early and often

Trump’s General-Election Strategy Counts on Anger, Clinton’s on Ground Game

Somebody’s making a mistake in devising a battleground-state strategy. Photo: Josh Edelson/AFP/Getty Images, Justin Sullivan/Getty Images

Politico didn’t have to mince words when it came to describing the strategies Donald Trump and Hillary Clinton will pursue in the key general-election battleground states:


Republicans will rely on the sheer force of Donald Trump’s personality to tap into deep-seated voter anger. Democrats are counting on a superior field organization to serve as Hillary Clinton’s firewall.

The Republicans quoted in the story appear to have decided to make a virtue of Trump’s famous disdain for data analytics, micro-targeting, and all that other fancy-dan stuff. He doesn’t need it.

His job is to be Mr. Trump,” said Rob Gleason, the chairman of the Pennsylvania Republican Party. “His appeal is very different than a normal politician. Usually, when we have rallies for people, we prepare weeks in advance. All he has to do is announce three days ahead of time he’s going to be somewhere and a huge crowd shows up. It always energizes people.”
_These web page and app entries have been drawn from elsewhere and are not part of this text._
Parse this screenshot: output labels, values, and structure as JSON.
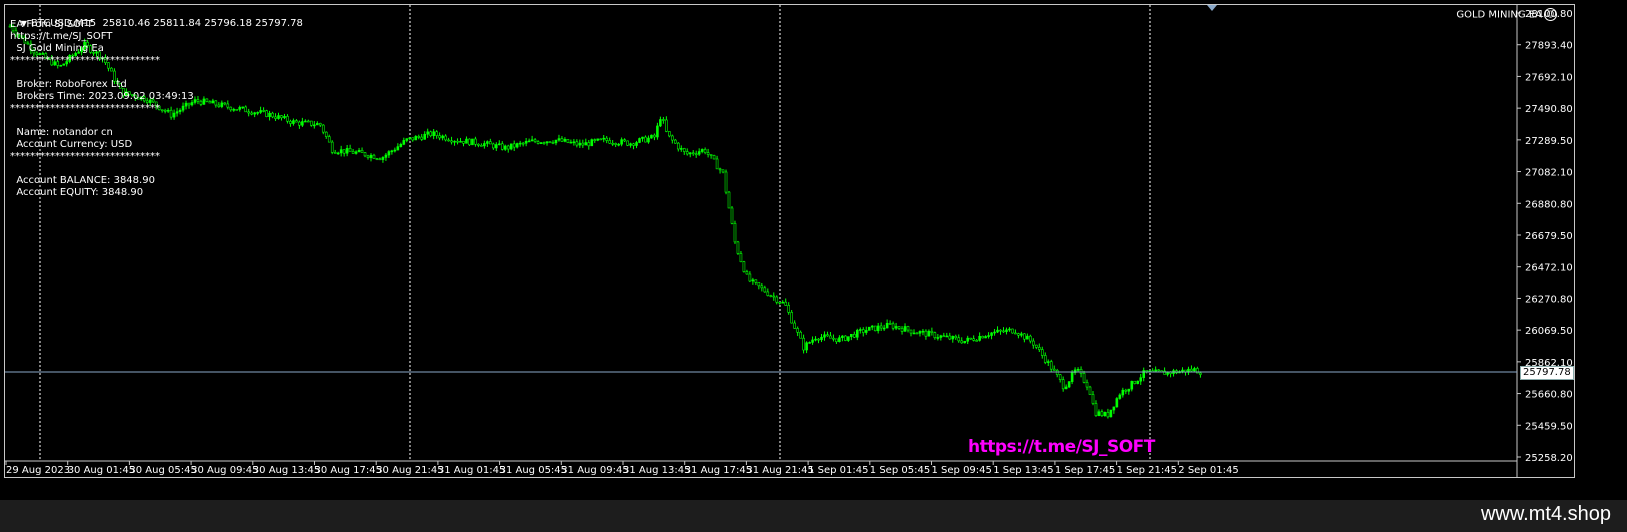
{
  "header": {
    "symbol": "BTCUSD,M15",
    "ohlc": "25810.46 25811.84 25796.18 25797.78"
  },
  "ea_label": "GOLD MINING EA",
  "info_lines": [
    "EA From SJ SOFT",
    "https://t.me/SJ_SOFT",
    "  SJ Gold Mining Ea",
    "******************************",
    "",
    "  Broker: RoboForex Ltd",
    "  Brokers Time: 2023.09.02 03:49:13",
    "******************************",
    "",
    "  Name: notandor cn",
    "  Account Currency: USD",
    "******************************",
    "",
    "  Account BALANCE: 3848.90",
    "  Account EQUITY: 3848.90"
  ],
  "watermark_link": "https://t.me/SJ_SOFT",
  "current_price": "25797.78",
  "footer_text": "www.mt4.shop",
  "colors": {
    "background": "#000000",
    "candle": "#00ff00",
    "grid_vertical": "#ffffff",
    "price_line": "#8aa8c8",
    "link": "#ff00ff"
  },
  "chart_data": {
    "type": "candlestick",
    "price_axis_ticks": [
      "28100.80",
      "27893.40",
      "27692.10",
      "27490.80",
      "27289.50",
      "27082.10",
      "26880.80",
      "26679.50",
      "26472.10",
      "26270.80",
      "26069.50",
      "25862.10",
      "25660.80",
      "25459.50",
      "25258.20"
    ],
    "time_axis_ticks": [
      "29 Aug 2023",
      "30 Aug 01:45",
      "30 Aug 05:45",
      "30 Aug 09:45",
      "30 Aug 13:45",
      "30 Aug 17:45",
      "30 Aug 21:45",
      "31 Aug 01:45",
      "31 Aug 05:45",
      "31 Aug 09:45",
      "31 Aug 13:45",
      "31 Aug 17:45",
      "31 Aug 21:45",
      "1 Sep 01:45",
      "1 Sep 05:45",
      "1 Sep 09:45",
      "1 Sep 13:45",
      "1 Sep 17:45",
      "1 Sep 21:45",
      "2 Sep 01:45"
    ],
    "ylim": [
      25258.2,
      28100.8
    ],
    "day_separators": [
      "30 Aug 00:00",
      "31 Aug 00:00",
      "1 Sep 00:00",
      "2 Sep 00:00"
    ],
    "price_path": [
      [
        0,
        27980
      ],
      [
        0.02,
        27820
      ],
      [
        0.04,
        27720
      ],
      [
        0.06,
        27860
      ],
      [
        0.075,
        27780
      ],
      [
        0.09,
        27560
      ],
      [
        0.11,
        27520
      ],
      [
        0.13,
        27420
      ],
      [
        0.15,
        27510
      ],
      [
        0.17,
        27480
      ],
      [
        0.19,
        27450
      ],
      [
        0.21,
        27420
      ],
      [
        0.23,
        27370
      ],
      [
        0.25,
        27360
      ],
      [
        0.26,
        27200
      ],
      [
        0.28,
        27180
      ],
      [
        0.3,
        27150
      ],
      [
        0.32,
        27260
      ],
      [
        0.34,
        27300
      ],
      [
        0.36,
        27260
      ],
      [
        0.38,
        27240
      ],
      [
        0.4,
        27210
      ],
      [
        0.42,
        27250
      ],
      [
        0.44,
        27260
      ],
      [
        0.46,
        27230
      ],
      [
        0.48,
        27260
      ],
      [
        0.5,
        27240
      ],
      [
        0.52,
        27280
      ],
      [
        0.525,
        27420
      ],
      [
        0.53,
        27290
      ],
      [
        0.545,
        27170
      ],
      [
        0.56,
        27200
      ],
      [
        0.575,
        27050
      ],
      [
        0.585,
        26600
      ],
      [
        0.595,
        26380
      ],
      [
        0.61,
        26300
      ],
      [
        0.625,
        26220
      ],
      [
        0.64,
        25950
      ],
      [
        0.65,
        26020
      ],
      [
        0.67,
        26000
      ],
      [
        0.69,
        26060
      ],
      [
        0.71,
        26090
      ],
      [
        0.73,
        26050
      ],
      [
        0.75,
        26020
      ],
      [
        0.77,
        25990
      ],
      [
        0.79,
        26040
      ],
      [
        0.81,
        26060
      ],
      [
        0.825,
        25980
      ],
      [
        0.84,
        25820
      ],
      [
        0.85,
        25700
      ],
      [
        0.86,
        25810
      ],
      [
        0.87,
        25700
      ],
      [
        0.875,
        25540
      ],
      [
        0.885,
        25520
      ],
      [
        0.895,
        25660
      ],
      [
        0.905,
        25720
      ],
      [
        0.915,
        25790
      ],
      [
        0.93,
        25790
      ],
      [
        0.945,
        25800
      ],
      [
        0.955,
        25810
      ],
      [
        0.96,
        25798
      ]
    ]
  }
}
Indeed, Trump’s casual approach to figuring out what to do where is encouraging to GOP leaders in places presidential candidates usually skip:

Deployed the right way, Trump’s force-of-nature persona could help flip some long-blue states toward the GOP, others said.

I think if he invests in Michigan and shows up in our state, he will do very well,” said Ronna Romney McDaniel, chairwoman of the Michigan Republican Party (and niece of 2012 GOP nominee Mitt Romney). “We haven’t had a candidate actually run a robust campaign in Michigan where they’re showing up post-convention.”

You may recall that Sarah Palin pitched a fit in 2008 because the McCain campaign would not waste time and money contesting Michigan. Her buddy Trump may be easier to persuade. After all, he’s “very different from a normal politician.”

Trump Counts on Anger, Clinton on Ground Game